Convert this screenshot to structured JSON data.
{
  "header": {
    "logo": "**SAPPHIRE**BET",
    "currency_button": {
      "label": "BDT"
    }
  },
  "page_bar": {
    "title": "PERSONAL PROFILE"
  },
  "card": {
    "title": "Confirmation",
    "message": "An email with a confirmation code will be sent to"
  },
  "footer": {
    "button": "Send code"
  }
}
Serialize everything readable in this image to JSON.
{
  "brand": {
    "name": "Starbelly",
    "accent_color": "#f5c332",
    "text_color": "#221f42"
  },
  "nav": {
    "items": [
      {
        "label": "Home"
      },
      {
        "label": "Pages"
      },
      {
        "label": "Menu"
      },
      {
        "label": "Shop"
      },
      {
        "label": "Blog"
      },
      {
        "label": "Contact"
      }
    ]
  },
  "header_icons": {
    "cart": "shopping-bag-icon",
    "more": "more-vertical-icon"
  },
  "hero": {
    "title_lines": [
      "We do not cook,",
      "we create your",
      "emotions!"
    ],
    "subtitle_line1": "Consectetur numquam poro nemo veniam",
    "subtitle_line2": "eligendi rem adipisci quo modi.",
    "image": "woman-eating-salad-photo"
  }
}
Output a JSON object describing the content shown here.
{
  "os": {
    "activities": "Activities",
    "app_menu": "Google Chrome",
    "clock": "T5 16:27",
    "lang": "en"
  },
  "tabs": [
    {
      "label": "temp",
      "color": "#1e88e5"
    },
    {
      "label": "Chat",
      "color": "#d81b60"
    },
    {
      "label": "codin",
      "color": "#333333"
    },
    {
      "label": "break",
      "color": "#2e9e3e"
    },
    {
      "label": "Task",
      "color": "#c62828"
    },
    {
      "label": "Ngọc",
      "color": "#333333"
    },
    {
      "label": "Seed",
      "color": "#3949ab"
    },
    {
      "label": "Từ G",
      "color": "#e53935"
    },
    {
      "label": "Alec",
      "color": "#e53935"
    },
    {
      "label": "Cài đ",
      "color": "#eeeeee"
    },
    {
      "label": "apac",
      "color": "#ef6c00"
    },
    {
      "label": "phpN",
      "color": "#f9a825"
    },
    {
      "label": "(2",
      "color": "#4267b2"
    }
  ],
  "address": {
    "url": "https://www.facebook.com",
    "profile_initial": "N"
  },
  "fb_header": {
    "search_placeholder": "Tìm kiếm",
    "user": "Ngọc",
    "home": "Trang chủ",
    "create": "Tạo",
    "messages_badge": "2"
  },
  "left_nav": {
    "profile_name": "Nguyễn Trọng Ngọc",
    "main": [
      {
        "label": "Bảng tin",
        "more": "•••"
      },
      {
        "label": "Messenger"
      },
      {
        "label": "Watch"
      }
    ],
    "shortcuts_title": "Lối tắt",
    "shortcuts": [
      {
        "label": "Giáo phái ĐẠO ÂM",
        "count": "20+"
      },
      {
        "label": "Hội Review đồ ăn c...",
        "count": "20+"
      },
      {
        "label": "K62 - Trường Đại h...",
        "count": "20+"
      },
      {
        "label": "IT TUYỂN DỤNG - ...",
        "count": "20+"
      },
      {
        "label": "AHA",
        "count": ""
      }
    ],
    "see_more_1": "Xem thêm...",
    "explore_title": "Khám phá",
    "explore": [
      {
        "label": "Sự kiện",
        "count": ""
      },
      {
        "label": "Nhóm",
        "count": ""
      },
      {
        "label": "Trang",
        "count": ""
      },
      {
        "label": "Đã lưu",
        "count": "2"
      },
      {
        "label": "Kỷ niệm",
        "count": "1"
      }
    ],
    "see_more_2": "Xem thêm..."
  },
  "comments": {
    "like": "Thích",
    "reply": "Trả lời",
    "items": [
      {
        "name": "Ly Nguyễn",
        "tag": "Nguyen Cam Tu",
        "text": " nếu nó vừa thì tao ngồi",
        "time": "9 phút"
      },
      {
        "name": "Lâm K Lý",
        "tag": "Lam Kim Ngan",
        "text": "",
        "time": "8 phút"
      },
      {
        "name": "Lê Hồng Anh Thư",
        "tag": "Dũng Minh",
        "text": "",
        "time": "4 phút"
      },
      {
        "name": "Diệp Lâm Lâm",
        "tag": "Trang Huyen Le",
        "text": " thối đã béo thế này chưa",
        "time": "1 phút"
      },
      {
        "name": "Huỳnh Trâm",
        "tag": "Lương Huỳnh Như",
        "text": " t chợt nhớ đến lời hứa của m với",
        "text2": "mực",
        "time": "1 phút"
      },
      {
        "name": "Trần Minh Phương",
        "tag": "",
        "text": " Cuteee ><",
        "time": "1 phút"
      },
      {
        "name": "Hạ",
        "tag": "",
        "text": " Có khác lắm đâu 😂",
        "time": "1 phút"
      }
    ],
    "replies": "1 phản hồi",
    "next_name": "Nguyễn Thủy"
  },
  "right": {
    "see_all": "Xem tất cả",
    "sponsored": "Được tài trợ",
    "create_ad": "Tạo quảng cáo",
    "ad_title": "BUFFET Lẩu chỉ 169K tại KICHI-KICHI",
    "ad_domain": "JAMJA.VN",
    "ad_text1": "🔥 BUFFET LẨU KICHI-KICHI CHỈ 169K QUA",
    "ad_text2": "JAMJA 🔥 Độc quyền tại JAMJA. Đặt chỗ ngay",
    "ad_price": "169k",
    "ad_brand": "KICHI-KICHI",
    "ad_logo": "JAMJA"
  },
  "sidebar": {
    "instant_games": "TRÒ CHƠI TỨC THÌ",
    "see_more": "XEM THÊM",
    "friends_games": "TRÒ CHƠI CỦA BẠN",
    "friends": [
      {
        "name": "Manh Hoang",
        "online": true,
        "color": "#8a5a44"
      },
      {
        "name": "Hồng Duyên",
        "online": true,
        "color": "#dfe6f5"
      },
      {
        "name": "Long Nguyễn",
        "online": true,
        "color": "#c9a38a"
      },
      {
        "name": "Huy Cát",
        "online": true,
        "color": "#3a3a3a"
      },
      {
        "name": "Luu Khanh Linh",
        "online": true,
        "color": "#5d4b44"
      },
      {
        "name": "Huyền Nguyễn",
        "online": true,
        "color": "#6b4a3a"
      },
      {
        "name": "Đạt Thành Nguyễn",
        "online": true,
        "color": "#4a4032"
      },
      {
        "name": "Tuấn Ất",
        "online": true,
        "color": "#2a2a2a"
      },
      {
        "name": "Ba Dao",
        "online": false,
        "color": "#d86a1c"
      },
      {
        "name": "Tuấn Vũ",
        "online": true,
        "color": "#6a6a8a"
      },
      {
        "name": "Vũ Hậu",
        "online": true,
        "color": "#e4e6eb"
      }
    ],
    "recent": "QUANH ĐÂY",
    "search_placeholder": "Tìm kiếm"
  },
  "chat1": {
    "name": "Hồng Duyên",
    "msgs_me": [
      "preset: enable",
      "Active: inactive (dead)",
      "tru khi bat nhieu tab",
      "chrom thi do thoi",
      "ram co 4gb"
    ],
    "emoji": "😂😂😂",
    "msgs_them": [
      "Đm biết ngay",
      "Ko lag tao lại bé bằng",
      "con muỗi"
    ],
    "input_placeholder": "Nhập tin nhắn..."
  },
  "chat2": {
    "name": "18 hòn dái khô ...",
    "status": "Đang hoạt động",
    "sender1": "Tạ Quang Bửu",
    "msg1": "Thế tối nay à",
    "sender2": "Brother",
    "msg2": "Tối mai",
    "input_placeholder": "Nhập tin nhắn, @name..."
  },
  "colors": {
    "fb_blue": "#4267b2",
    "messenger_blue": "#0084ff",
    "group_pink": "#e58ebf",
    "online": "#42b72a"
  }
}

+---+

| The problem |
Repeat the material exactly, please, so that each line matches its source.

| Result for this exercise |
Convert this screenshot to structured JSON data.
{
  "header": {
    "logo": "**SAPPHIRE**BET",
    "currency_button": {
      "label": "BDT"
    }
  },
  "page_bar": {
    "title": "PERSONAL PROFILE"
  },
  "card": {
    "title": "Confirmation",
    "message": "An email with a confirmation code will be sent to"
  },
  "footer": {
    "button": "Send code"
  }
}
Serialize everything readable in this image to JSON.
{
  "brand": {
    "name": "Starbelly",
    "accent_color": "#f5c332",
    "text_color": "#221f42"
  },
  "nav": {
    "items": [
      {
        "label": "Home"
      },
      {
        "label": "Pages"
      },
      {
        "label": "Menu"
      },
      {
        "label": "Shop"
      },
      {
        "label": "Blog"
      },
      {
        "label": "Contact"
      }
    ]
  },
  "header_icons": {
    "cart": "shopping-bag-icon",
    "more": "more-vertical-icon"
  },
  "hero": {
    "title_lines": [
      "We do not cook,",
      "we create your",
      "emotions!"
    ],
    "subtitle_line1": "Consectetur numquam poro nemo veniam",
    "subtitle_line2": "eligendi rem adipisci quo modi.",
    "image": "woman-eating-salad-photo"
  }
}
Output a JSON object describing the content shown here.
{
  "os": {
    "activities": "Activities",
    "app_menu": "Google Chrome",
    "clock": "T5 16:27",
    "lang": "en"
  },
  "tabs": [
    {
      "label": "temp",
      "color": "#1e88e5"
    },
    {
      "label": "Chat",
      "color": "#d81b60"
    },
    {
      "label": "codin",
      "color": "#333333"
    },
    {
      "label": "break",
      "color": "#2e9e3e"
    },
    {
      "label": "Task",
      "color": "#c62828"
    },
    {
      "label": "Ngọc",
      "color": "#333333"
    },
    {
      "label": "Seed",
      "color": "#3949ab"
    },
    {
      "label": "Từ G",
      "color": "#e53935"
    },
    {
      "label": "Alec",
      "color": "#e53935"
    },
    {
      "label": "Cài đ",
      "color": "#eeeeee"
    },
    {
      "label": "apac",
      "color": "#ef6c00"
    },
    {
      "label": "phpN",
      "color": "#f9a825"
    },
    {
      "label": "(2",
      "color": "#4267b2"
    }
  ],
  "address": {
    "url": "https://www.facebook.com",
    "profile_initial": "N"
  },
  "fb_header": {
    "search_placeholder": "Tìm kiếm",
    "user": "Ngọc",
    "home": "Trang chủ",
    "create": "Tạo",
    "messages_badge": "2"
  },
  "left_nav": {
    "profile_name": "Nguyễn Trọng Ngọc",
    "main": [
      {
        "label": "Bảng tin",
        "more": "•••"
      },
      {
        "label": "Messenger"
      },
      {
        "label": "Watch"
      }
    ],
    "shortcuts_title": "Lối tắt",
    "shortcuts": [
      {
        "label": "Giáo phái ĐẠO ÂM",
        "count": "20+"
      },
      {
        "label": "Hội Review đồ ăn c...",
        "count": "20+"
      },
      {
        "label": "K62 - Trường Đại h...",
        "count": "20+"
      },
      {
        "label": "IT TUYỂN DỤNG - ...",
        "count": "20+"
      },
      {
        "label": "AHA",
        "count": ""
      }
    ],
    "see_more_1": "Xem thêm...",
    "explore_title": "Khám phá",
    "explore": [
      {
        "label": "Sự kiện",
        "count": ""
      },
      {
        "label": "Nhóm",
        "count": ""
      },
      {
        "label": "Trang",
        "count": ""
      },
      {
        "label": "Đã lưu",
        "count": "2"
      },
      {
        "label": "Kỷ niệm",
        "count": "1"
      }
    ],
    "see_more_2": "Xem thêm..."
  },
  "comments": {
    "like": "Thích",
    "reply": "Trả lời",
    "items": [
      {
        "name": "Ly Nguyễn",
        "tag": "Nguyen Cam Tu",
        "text": " nếu nó vừa thì tao ngồi",
        "time": "9 phút"
      },
      {
        "name": "Lâm K Lý",
        "tag": "Lam Kim Ngan",
        "text": "",
        "time": "8 phút"
      },
      {
        "name": "Lê Hồng Anh Thư",
        "tag": "Dũng Minh",
        "text": "",
        "time": "4 phút"
      },
      {
        "name": "Diệp Lâm Lâm",
        "tag": "Trang Huyen Le",
        "text": " thối đã béo thế này chưa",
        "time": "1 phút"
      },
      {
        "name": "Huỳnh Trâm",
        "tag": "Lương Huỳnh Như",
        "text": " t chợt nhớ đến lời hứa của m với",
        "text2": "mực",
        "time": "1 phút"
      },
      {
        "name": "Trần Minh Phương",
        "tag": "",
        "text": " Cuteee ><",
        "time": "1 phút"
      },
      {
        "name": "Hạ",
        "tag": "",
        "text": " Có khác lắm đâu 😂",
        "time": "1 phút"
      }
    ],
    "replies": "1 phản hồi",
    "next_name": "Nguyễn Thủy"
  },
  "right": {
    "see_all": "Xem tất cả",
    "sponsored": "Được tài trợ",
    "create_ad": "Tạo quảng cáo",
    "ad_title": "BUFFET Lẩu chỉ 169K tại KICHI-KICHI",
    "ad_domain": "JAMJA.VN",
    "ad_text1": "🔥 BUFFET LẨU KICHI-KICHI CHỈ 169K QUA",
    "ad_text2": "JAMJA 🔥 Độc quyền tại JAMJA. Đặt chỗ ngay",
    "ad_price": "169k",
    "ad_brand": "KICHI-KICHI",
    "ad_logo": "JAMJA"
  },
  "sidebar": {
    "instant_games": "TRÒ CHƠI TỨC THÌ",
    "see_more": "XEM THÊM",
    "friends_games": "TRÒ CHƠI CỦA BẠN",
    "friends": [
      {
        "name": "Manh Hoang",
        "online": true,
        "color": "#8a5a44"
      },
      {
        "name": "Hồng Duyên",
        "online": true,
        "color": "#dfe6f5"
      },
      {
        "name": "Long Nguyễn",
        "online": true,
        "color": "#c9a38a"
      },
      {
        "name": "Huy Cát",
        "online": true,
        "color": "#3a3a3a"
      },
      {
        "name": "Luu Khanh Linh",
        "online": true,
        "color": "#5d4b44"
      },
      {
        "name": "Huyền Nguyễn",
        "online": true,
        "color": "#6b4a3a"
      },
      {
        "name": "Đạt Thành Nguyễn",
        "online": true,
        "color": "#4a4032"
      },
      {
        "name": "Tuấn Ất",
        "online": true,
        "color": "#2a2a2a"
      },
      {
        "name": "Ba Dao",
        "online": false,
        "color": "#d86a1c"
      },
      {
        "name": "Tuấn Vũ",
        "online": true,
        "color": "#6a6a8a"
      },
      {
        "name": "Vũ Hậu",
        "online": true,
        "color": "#e4e6eb"
      }
    ],
    "recent": "QUANH ĐÂY",
    "search_placeholder": "Tìm kiếm"
  },
  "chat1": {
    "name": "Hồng Duyên",
    "msgs_me": [
      "preset: enable",
      "Active: inactive (dead)",
      "tru khi bat nhieu tab",
      "chrom thi do thoi",
      "ram co 4gb"
    ],
    "emoji": "😂😂😂",
    "msgs_them": [
      "Đm biết ngay",
      "Ko lag tao lại bé bằng",
      "con muỗi"
    ],
    "input_placeholder": "Nhập tin nhắn..."
  },
  "chat2": {
    "name": "18 hòn dái khô ...",
    "status": "Đang hoạt động",
    "sender1": "Tạ Quang Bửu",
    "msg1": "Thế tối nay à",
    "sender2": "Brother",
    "msg2": "Tối mai",
    "input_placeholder": "Nhập tin nhắn, @name..."
  },
  "colors": {
    "fb_blue": "#4267b2",
    "messenger_blue": "#0084ff",
    "group_pink": "#e58ebf",
    "online": "#42b72a"
  }
}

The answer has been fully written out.